April 18, 2024, Thursday
Nepal 1:37:26 pm

Community forests: a successful model for rural livelihood, environment and climate action

The Nepal Weekly
August 15, 2023

Prime Minister Pushpa Kamal Dahal “Prachanda”, on recently the occasion of National Community Forest Day, appreciated the success of community forest practice in Nepal which brought an extremely remarkable results. The methodology has been contributing to reinstate Nepal’s forest density, well keeping of environment, conservation of biodiversity, support to climate action and income generations to the users. The practice initiated 4 decades ago has been a grand success as forest density is decreasing all over the world while Nepal is improving to regain the forest density.

Earlier in May this year, in his address to the national general convention of the Federation of Community Forestry Users Nepal (FECOFUN),PM Dahal mentioned that the sustainable management of community forestry would ensure additional benefits for the local community, increasing the collection of national revenue.

Community forestry programme in Nepal formally started in late 1970s. Since then concerning movement has been evolving to involve local communities in the management and utilization of forests.

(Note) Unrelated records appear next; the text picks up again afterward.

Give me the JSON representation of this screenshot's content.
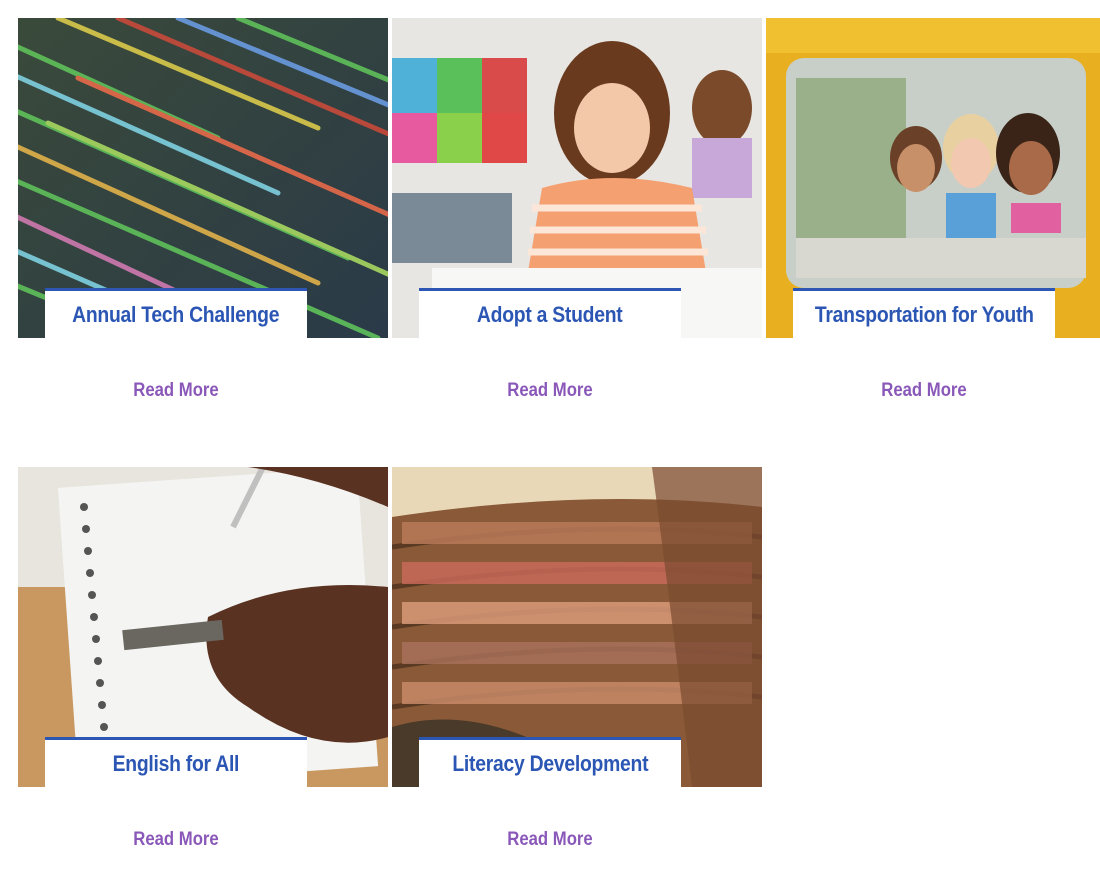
{
  "cards": [
    {
      "title": "Annual Tech Challenge",
      "link_label": "Read More",
      "image_icon": "code-screen-image"
    },
    {
      "title": "Adopt a Student",
      "link_label": "Read More",
      "image_icon": "girl-writing-image"
    },
    {
      "title": "Transportation for Youth",
      "link_label": "Read More",
      "image_icon": "kids-in-bus-image"
    },
    {
      "title": "English for All",
      "link_label": "Read More",
      "image_icon": "hand-writing-notebook-image"
    },
    {
      "title": "Literacy Development",
      "link_label": "Read More",
      "image_icon": "library-shelves-image"
    }
  ],
  "colors": {
    "title": "#2b56b4",
    "title_border": "#2b56b4",
    "link": "#8a58b8"
  }
}
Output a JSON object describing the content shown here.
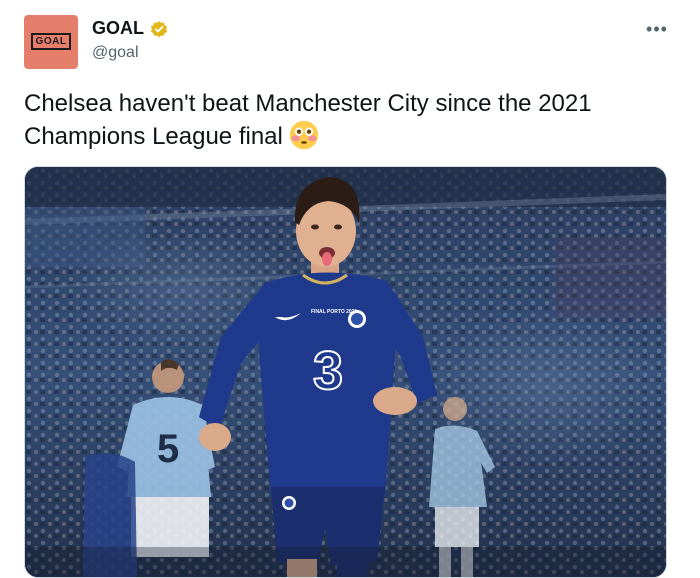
{
  "account": {
    "display_name": "GOAL",
    "handle": "@goal",
    "avatar_text": "GOAL"
  },
  "tweet": {
    "text": "Chelsea haven't beat Manchester City since the 2021 Champions League final",
    "emoji": "flushed-face"
  },
  "media": {
    "kit_text": "FINAL PORTO 2021",
    "sponsor_number": "3",
    "opponent_number": "5"
  },
  "colors": {
    "avatar_bg": "#e57f6b",
    "verified_gold": "#e2b719",
    "chelsea_blue": "#1f3a8c",
    "city_blue": "#9cc3e6"
  }
}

The government policy was originally intended to meet the basic forest products required by the communities through active participation in forest development and management. Later, it was expanded to include the mobilisation and empowerment of the members of community forest user groups in the development of their local communities. It is experienced that the trend of forest degradation has decreased since the handing over of national forests to local communities. However, some undesired social anomalies have also grown side by side. Such anomalies essentially constitute of the inequity and unfairness in the local and national level and in terms of long-term sustainability of forest resources.

Due to successful results, Nepal now stands as one of the leading countries in community based forest management as they have made direct progress in halting environmental degradation and by regenerating forests in barren areas.

The success of community forestry initiatives in Nepal can be attributed to several factors according to experts. Firstly, the involvement of local communities in decision-making ensures their needs and concerns are taken into account and that forest management practices are tailored to local contexts. This participatory approach helps to build trust and cooperation between communities and government agencies and has been shown to reduce conflicts over forest resources.

Secondly, community forestry initiatives provide economic incentives for communities to manage and protect nearby forests. By granting legal rights to use and manage forest resources, these initiatives create opportunities for communities to generate income from sustainable forest-based enterprises, such as eco-tourism, agroforestry, and non-timber forest products. This helps alleviate poverty and provides a financial incentive for communities to protect and manage nearby forests sustainably.

Reports on community forests in Nepal state that the forest cover in the country has grown from 39.6 percent to 44.74 percent, while other wood and shrubs areas have decreased from 10.6 percent to 4.38 percent.

Based on the latest statistics from the forest department, a total of 2,237,670 hectares of forest area has been transferred to 22,266 community forest user groups. This initiative has directly involved around 14.45 million people from 2.9 million households. However, experts also warn that the forests in the Terai and Chure regions remain at high risk and can be protected if converted them as community forests.

Federation of Community Forestry Users Nepal (FECOFUN), a formal network of Forest Users Groups (FUGs) from all over Nepal. This was established with the goal of promoting and protecting the forest users’ rights through capacity strengthening, economic empowerment, sustainable natural resource management, technical support, policy advocacy, good governance and learning sharing of best practices. FECOFUN emerged from the idea that forest users from all parts of the country should be linked in order to strengthen the role of users in policy making processes. Since its inception, FECOFUN has grown into a social movement organization with about 14 million forest users. As of now, 22,415 community forestry user groups (CFUGs) covering 2.9 million households have been federated into FECOFUN, and are protecting more than 2.3 million hectares of forests. Apart from this, other Community Based Forest Management Groups (such as leasehold forestry groups, religious forestry groups, buffer zone and traditional forest management groups) in Nepal are also affiliated with FECOFUN.

According to FECOFUN, a total of 16,186 forest groups are affiliated with the FECOFUN. These community forest groups have been making significant contributions to various development projects, such as education, health, drinking water, and roads, in society.

Nepal earns financial benefits from carbon trade on forestry where contribution of community undertaken forests should be well appreciated.

Nepal had signed an important agreement with the Forest Carbon Partnership Facility (FCPF) in 2021. This achievement positions the country fifth in the Asia-Pacific region and 12th globally. With a substantial 44.74% of its land covered by forest areas, Nepal possesses immense potential for generating revenue through carbon financing.

The carbon trade-deal agreement plays a vital role in Nepal’s strategic programme on forest landscapes and climate action. This innovative financing agreement serves as a powerful tool to address the underlying causes of deforestation and forest degradation while simultaneously inspiring and mobilizing communities across the country. As part of this initiative, a strong emphasis on improving community-based forest management, granting local communities user rights over national forests, enhancing integrated land use planning, promoting alternative energy sources, and strengthening the capacity for managing protected areas will be done. Together, these measures will contribute to the sustainable management of forests and the mitigation of climate change impacts in Nepal. (By R.P. Narayan)